• **REQUIRED WORK**: Each line below that includes "this" counts once; report the total and nothing more.

[Dataset rows for apps and sites]

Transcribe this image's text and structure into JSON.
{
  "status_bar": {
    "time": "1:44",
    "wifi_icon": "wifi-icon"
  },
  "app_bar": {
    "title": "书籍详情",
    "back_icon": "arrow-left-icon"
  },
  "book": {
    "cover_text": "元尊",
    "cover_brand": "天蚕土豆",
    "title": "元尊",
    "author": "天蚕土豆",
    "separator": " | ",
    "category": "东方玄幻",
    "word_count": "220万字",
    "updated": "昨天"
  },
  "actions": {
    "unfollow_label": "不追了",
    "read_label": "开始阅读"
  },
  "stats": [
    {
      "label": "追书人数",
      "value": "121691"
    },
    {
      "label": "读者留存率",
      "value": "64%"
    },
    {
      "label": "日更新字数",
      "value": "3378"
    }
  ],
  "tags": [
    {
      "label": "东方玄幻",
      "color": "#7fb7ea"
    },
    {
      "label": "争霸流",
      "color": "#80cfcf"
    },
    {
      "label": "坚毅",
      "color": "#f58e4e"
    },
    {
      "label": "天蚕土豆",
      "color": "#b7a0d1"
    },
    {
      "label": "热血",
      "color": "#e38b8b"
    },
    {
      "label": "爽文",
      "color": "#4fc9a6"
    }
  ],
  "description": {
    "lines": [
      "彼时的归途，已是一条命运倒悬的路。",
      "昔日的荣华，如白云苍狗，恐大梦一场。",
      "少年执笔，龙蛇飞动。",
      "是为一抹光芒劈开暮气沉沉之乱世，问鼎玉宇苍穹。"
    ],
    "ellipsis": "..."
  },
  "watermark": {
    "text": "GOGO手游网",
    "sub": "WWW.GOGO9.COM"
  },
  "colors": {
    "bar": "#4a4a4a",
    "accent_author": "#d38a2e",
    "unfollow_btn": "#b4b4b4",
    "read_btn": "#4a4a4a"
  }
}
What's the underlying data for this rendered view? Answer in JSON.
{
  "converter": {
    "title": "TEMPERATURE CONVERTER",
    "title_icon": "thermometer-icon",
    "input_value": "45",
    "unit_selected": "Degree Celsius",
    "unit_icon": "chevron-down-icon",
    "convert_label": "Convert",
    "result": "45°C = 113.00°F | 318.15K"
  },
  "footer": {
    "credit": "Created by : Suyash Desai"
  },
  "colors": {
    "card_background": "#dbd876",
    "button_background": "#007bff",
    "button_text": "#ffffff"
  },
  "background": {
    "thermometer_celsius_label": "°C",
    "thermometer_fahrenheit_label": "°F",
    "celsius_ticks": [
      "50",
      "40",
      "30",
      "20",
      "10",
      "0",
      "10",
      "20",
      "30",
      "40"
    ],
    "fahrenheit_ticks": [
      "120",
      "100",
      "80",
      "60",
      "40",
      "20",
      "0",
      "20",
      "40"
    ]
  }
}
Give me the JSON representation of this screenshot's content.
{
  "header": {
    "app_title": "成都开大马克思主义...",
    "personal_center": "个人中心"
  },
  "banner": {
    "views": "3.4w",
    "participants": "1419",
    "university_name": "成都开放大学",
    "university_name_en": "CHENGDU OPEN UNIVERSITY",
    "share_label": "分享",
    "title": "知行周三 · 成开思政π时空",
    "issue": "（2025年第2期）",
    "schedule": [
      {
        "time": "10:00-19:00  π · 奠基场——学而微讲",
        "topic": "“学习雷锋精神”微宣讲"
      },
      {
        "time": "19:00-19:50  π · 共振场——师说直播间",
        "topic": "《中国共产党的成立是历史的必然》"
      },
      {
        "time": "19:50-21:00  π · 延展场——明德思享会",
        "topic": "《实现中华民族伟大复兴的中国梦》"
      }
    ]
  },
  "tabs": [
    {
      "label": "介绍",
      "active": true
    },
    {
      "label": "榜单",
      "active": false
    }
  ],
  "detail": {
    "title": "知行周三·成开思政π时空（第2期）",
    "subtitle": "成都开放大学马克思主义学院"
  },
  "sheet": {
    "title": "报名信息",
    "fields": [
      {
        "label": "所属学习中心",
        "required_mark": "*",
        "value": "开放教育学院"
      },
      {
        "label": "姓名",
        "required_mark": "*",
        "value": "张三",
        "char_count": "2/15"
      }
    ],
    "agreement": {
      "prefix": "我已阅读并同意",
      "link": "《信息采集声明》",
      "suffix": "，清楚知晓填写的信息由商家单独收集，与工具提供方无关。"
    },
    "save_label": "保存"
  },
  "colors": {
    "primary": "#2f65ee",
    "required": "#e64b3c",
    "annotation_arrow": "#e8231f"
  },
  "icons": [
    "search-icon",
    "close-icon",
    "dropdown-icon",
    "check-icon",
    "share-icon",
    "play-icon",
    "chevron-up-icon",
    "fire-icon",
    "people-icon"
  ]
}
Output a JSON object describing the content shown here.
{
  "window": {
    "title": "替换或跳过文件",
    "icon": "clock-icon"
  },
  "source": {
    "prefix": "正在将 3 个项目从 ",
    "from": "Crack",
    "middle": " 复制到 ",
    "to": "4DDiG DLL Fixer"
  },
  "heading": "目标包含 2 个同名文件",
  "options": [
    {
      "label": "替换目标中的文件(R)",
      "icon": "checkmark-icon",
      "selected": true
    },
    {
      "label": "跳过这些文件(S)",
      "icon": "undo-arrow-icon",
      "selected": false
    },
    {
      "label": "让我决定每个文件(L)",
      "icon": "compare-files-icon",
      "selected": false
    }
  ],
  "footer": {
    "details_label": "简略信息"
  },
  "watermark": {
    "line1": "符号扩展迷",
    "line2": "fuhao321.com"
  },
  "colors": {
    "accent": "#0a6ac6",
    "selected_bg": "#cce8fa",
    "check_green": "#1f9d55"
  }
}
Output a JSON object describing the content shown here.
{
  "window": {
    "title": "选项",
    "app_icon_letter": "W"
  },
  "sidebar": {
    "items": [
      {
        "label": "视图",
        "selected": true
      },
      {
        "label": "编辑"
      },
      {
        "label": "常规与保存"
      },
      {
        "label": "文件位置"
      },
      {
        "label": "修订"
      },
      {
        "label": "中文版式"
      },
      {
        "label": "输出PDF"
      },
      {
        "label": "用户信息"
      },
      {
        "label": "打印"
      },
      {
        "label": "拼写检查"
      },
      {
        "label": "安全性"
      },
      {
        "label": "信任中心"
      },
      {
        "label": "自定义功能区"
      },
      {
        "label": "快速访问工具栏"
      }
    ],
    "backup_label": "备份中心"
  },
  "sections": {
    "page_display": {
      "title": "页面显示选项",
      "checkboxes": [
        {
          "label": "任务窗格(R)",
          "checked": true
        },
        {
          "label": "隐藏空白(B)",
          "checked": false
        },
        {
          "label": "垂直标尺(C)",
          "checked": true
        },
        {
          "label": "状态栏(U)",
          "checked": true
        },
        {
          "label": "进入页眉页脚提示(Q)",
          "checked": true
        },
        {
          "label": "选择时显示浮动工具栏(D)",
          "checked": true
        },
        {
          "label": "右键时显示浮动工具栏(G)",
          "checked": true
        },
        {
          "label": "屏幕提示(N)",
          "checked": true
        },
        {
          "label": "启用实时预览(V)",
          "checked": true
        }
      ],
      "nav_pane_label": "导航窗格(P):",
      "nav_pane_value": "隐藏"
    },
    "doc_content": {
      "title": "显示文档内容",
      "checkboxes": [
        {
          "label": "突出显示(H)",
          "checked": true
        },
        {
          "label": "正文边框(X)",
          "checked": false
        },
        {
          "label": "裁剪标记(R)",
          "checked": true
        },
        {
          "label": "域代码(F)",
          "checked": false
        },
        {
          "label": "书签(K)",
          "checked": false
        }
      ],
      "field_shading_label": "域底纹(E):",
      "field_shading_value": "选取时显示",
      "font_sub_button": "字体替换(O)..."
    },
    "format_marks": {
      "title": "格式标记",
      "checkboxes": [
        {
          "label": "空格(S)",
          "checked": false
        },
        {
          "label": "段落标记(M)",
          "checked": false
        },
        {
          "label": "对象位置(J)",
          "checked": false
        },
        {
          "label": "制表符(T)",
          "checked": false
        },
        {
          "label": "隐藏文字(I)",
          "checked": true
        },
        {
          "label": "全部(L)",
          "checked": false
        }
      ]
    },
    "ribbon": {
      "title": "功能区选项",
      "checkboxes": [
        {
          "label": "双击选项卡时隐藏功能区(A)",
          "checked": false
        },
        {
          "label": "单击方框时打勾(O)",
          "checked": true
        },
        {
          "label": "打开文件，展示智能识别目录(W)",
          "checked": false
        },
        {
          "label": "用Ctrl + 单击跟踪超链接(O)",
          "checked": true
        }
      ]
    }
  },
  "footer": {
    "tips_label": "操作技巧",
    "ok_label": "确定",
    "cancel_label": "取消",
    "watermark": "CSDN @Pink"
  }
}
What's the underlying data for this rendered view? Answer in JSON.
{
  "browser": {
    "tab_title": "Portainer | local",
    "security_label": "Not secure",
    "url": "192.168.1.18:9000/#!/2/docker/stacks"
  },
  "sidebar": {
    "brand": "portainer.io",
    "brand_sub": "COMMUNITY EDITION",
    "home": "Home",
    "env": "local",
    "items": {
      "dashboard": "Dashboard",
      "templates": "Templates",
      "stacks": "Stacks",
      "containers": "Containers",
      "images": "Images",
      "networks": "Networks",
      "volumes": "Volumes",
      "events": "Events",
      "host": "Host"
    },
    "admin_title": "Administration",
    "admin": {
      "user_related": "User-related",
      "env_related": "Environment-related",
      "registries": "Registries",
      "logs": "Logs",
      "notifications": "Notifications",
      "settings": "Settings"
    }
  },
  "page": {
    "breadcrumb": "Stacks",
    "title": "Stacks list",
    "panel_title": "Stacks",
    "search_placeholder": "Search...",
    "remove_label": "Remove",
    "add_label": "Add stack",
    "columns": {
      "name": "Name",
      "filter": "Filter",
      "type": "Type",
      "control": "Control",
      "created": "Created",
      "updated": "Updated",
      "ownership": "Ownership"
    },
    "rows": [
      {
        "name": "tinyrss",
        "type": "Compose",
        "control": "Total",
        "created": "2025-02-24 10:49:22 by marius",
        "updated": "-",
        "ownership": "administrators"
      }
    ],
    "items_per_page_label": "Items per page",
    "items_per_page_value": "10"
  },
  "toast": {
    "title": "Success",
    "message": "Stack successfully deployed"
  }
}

• **EXERCISE RESPONSE**: 4